    Nannau was converted into a hotel when it was sold in 1979 (to a Mr. Bowen?). The interior was drastically altered to make more bedrooms.

  28. 1984

    The house now has three self-catering suites (two on the first floor of the house and one on the first floor of the Coach House). See Brochures & Advertising.

    Photo courtesy of David Brown.

  29. 1991

    It became the family home of Dafydd Maslen-Jones and his wife Julie. Dafydd was a direct descendant of Owain Glyndwr. They were planning to turn it into a Bed and Breakfast in March 1995, but it was sold later the same year.

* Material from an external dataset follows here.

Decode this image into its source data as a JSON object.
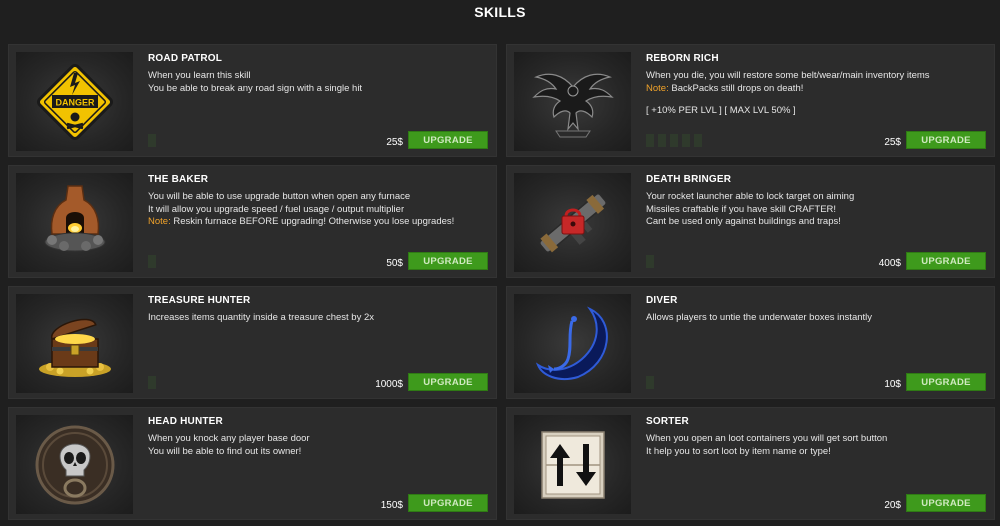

  30. 1995

    The house was sold.

  31. 1998

    The house is back on the market. See Particulars.

    1998 Sales Brochure Cover

  32. 1999

    The Daily Telegraph on 7th August, 1999. See Brochures & Advertising.

    The house was bought by Hugh Eaves for £350,000.

    View a FLICKR ALBUM of photos of Nannau during its 1999 renovation. Photos courtesy of Baron Westwood.

  33. 2001

    The house was bought by Jason Cawood for £240,000 on February 12th.

    The Coach House was sold on 12th June, 2001 for £162,500.

  34. 2002

    The owner was given Listed Building Consent for substitution of previously removed classical entrance hall screen, pilasters, in-situ plaster cornicing, lathe and plaster, internal wall linings and ceilings, ceiling roses, internal doors, door linings, architraves, skirtings.

  35. 2002

    Work stopped on the house

  36. 2005

    Nannau from the north-west in 2005

    Nannau from the north-west. Taken on May 17th, 2005. © Crown copyright RCAHMW.

    The Coach House was sold on 17th February, 2005 for £450,000.

  37. 2015

    Nannau in August 2015